■ Description of the task
In the listing below, locate the lines that hold "Aviation" and copy them.

■ Provided entries
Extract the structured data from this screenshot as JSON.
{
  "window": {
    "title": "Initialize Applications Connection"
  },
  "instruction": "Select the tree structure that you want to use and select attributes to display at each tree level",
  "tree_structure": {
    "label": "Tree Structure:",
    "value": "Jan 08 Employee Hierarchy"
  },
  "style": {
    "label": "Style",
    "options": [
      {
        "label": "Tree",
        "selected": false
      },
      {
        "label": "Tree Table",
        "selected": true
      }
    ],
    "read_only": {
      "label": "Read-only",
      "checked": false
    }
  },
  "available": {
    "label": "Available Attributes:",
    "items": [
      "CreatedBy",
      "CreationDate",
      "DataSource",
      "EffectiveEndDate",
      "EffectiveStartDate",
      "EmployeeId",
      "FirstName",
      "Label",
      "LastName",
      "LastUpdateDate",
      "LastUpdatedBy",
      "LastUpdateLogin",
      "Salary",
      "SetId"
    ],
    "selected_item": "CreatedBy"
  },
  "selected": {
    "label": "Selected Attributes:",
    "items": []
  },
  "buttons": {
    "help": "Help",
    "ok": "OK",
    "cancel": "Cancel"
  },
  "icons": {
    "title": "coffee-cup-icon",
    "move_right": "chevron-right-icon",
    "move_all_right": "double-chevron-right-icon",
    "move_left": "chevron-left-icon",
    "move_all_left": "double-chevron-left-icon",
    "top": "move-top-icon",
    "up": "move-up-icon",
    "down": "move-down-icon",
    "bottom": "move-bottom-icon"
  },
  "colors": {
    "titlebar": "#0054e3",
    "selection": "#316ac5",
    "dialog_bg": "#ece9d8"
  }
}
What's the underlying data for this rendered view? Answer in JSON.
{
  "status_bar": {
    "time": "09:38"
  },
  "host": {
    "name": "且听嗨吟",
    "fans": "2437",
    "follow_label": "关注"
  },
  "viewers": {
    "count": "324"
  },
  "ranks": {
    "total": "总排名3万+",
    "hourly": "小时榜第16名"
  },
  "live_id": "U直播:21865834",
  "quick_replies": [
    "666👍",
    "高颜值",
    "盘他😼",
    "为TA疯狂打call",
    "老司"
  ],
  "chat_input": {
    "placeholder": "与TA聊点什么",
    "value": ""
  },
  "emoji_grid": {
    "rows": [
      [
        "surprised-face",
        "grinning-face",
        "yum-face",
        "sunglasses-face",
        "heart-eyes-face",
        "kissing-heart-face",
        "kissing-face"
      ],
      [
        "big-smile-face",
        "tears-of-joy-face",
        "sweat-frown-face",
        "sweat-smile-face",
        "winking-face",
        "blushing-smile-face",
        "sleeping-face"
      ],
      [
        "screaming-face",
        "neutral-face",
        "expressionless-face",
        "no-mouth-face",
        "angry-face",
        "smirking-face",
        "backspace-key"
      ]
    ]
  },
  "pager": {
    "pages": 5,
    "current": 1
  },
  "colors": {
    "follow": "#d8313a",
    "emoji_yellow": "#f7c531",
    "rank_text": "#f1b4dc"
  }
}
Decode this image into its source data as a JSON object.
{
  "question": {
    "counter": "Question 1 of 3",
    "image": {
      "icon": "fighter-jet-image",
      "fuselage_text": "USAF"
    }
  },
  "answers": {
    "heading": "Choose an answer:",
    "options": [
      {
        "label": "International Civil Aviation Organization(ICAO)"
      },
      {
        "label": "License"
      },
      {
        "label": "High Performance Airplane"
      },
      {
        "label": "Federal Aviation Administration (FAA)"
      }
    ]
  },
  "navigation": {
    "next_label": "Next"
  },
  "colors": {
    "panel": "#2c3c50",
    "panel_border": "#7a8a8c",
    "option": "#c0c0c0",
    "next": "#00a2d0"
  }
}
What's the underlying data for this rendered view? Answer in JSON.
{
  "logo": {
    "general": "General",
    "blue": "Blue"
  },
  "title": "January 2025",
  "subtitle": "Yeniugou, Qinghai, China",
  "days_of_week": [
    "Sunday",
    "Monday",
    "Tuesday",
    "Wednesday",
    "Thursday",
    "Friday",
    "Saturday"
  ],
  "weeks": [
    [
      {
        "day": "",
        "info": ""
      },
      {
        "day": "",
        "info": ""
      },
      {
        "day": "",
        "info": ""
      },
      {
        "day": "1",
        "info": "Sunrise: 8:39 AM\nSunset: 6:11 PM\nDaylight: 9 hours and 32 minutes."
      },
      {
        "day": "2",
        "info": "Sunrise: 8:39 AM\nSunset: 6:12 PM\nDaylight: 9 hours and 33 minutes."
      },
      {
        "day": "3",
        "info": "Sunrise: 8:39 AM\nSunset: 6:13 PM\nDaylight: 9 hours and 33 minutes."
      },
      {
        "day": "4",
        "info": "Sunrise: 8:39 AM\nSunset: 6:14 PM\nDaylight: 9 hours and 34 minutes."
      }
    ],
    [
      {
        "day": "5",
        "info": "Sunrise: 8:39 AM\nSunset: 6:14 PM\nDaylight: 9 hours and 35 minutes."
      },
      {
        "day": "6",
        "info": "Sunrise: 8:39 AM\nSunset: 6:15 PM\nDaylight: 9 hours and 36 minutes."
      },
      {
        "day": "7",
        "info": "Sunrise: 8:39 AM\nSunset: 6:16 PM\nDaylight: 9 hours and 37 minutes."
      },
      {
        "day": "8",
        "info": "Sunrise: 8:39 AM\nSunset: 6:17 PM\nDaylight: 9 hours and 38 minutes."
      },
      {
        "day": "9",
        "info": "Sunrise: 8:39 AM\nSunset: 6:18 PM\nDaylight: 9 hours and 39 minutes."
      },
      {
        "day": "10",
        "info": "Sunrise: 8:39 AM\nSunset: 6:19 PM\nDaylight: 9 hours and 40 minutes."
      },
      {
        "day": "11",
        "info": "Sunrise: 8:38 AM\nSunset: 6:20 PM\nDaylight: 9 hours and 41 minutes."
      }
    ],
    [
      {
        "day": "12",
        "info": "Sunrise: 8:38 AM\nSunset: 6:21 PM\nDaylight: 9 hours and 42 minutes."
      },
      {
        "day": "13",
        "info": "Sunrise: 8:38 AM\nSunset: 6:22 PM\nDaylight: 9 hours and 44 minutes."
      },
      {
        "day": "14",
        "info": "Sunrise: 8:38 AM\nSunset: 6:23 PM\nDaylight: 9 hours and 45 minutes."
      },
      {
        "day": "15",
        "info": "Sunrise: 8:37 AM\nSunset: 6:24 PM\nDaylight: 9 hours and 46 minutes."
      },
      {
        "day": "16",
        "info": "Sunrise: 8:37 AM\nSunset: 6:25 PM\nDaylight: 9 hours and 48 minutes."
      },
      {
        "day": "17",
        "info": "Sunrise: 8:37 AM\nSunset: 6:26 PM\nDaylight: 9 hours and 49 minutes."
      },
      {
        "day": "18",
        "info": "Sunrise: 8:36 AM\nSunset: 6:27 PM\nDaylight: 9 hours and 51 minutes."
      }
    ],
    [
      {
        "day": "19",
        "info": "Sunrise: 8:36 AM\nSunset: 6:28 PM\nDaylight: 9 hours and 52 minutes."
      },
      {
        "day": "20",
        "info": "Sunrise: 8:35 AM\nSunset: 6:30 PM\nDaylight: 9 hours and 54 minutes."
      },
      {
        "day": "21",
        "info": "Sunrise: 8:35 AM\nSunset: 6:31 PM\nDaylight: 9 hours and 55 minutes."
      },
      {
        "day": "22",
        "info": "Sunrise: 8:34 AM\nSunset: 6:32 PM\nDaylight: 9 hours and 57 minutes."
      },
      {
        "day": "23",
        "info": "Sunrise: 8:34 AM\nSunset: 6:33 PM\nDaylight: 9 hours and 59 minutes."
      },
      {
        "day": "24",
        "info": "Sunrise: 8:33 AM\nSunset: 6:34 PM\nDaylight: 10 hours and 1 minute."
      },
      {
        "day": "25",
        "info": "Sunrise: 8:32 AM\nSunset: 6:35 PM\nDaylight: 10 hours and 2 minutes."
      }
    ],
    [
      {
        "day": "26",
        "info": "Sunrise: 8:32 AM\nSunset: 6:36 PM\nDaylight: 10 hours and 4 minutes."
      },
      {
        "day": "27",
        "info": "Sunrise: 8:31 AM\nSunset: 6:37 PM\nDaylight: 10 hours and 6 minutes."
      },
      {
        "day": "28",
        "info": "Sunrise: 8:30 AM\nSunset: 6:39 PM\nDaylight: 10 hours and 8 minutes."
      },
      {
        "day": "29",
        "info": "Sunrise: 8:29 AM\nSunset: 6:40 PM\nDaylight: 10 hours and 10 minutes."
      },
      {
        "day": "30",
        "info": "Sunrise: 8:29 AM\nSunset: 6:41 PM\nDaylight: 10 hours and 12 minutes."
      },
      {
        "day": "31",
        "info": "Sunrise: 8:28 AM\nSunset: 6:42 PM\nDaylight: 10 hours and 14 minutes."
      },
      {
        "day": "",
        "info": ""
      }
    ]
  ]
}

■ Response below
        "label": "International Civil Aviation Organization(ICAO)"
        "label": "Federal Aviation Administration (FAA)"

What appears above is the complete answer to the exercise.